On December 14, 1774, Lewis was elected chairman of the forty-five-member Spotsylvania County Committee. One of his first tasks was “to contract for” necessary materials, such as lead, gunflints, and gunpowder. Fredericksburg’s position halfway between Alexandria andmade it a fitting supply depot, and Lewis was often ordered to send supplies such as salt, lead, and gunpowder either to the Continental army or the state militia. Lewis also was involved in the early formation of Virginia’s navy, helping to finance, equip, and staff several ships to patrol the Rappahannock River.
On August 26, 1775, its last day in session, Virginia’s third Revolutionary Conventionthat “a manufactory of arms be erected at or near Fredericksburg,” and that “Fielding Lewis, Charles Dick, Mann Page, jun. William Fitzhugh, and Samuel Selden, gentlemen, or any three of them” be appointed its commissioners. The task fell entirely to Lewis and his longtime friend Charles Dick. The convention appropriated £2,000 to Lewis, who, with Dick, leased a millhouse and, in early November, purchased ten acres of land. Lewis to George Washington on November 14 that “Our Gunn Manufactory is now beginning & expect by New Years day to have near fifty Men imploy’d who will make about Twelve Gunns compleat a Day,” although on March 6, 1776, another letter to Washington that “Our Manufactory has not yet made one Musquet.” Gun barrels were in production, however, and older guns were being repaired. By then the complex consisted of a factory, a powder magazine, a cartridge works, and repair shops.
Early on, Dick projected that the manufactory would be able to make 100 muskets per month. Ebenezer Hazard, a visitor to Fredericksburg,that in May 1777 the factory produced 20 muskets per week, each costing £4 of Virginia currency to make. Whatever the average output of the factory may have been, the project was increasingly plagued for money as the years passed. On January 4, 1781, Dick wrote to Governor : “I shall continue to direct the Factory and Keep the Workmen together if possible, which I find pretty difficult to do without money and Provisions.” A few weeks later, on January 23, he wrote to Jefferson that, because of currency depreciation, the real value of the £1,000 payment he and Lewis had received in 1779 for their services was just £43.
On February 9, 1781, Lewisthe state treasurer, , that he had borrowed between £30,000 and £40,000 for the manufactory on the state’s orders, and that he had used £7,000 of his own money to keep it running.

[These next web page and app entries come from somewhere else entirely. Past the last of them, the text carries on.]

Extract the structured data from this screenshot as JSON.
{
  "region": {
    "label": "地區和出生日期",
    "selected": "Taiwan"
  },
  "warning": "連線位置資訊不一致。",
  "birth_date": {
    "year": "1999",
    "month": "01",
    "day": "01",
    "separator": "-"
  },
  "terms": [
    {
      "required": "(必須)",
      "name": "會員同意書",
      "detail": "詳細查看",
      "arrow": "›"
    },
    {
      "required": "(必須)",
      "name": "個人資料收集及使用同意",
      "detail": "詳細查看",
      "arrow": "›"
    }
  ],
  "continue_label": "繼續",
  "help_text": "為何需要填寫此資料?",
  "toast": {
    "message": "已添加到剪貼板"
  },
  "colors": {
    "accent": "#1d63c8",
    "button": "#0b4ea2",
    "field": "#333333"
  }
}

Lewis’s own resources were so depleted, he wrote, that he was “not able to pay the collector my taxes and continue my business in the usual manner.” At the time, hoarding and speculation were widespread problems that often frustrated state officials. The fact that Lewis spent so much of his own money to fund a state enterprise, when he likely suspected repayment was doubtful, speaks to his devotion to the Revolutionary cause.
As early as January 1780, Lewis mentioned his failing health in a letter to George Washington, and the stress of managing the factory and his own debt likely were contributing factors. His will was drafted on October 19, 1781, and divided his assets—including land in and near Fredericksburg and in Kentucky, in addition to 102 slaves—between his wife and six sons. Lewis died sometime late in 1781 or early in 1782; his will was proved on January 17, 1782. He is buried at an unrecorded site in Frederick County. The state never repaid its debt to Lewis and the manufactory closed in 1783. Betty Lewis died on March 31, 1797. The estate she left behind was valued at £245.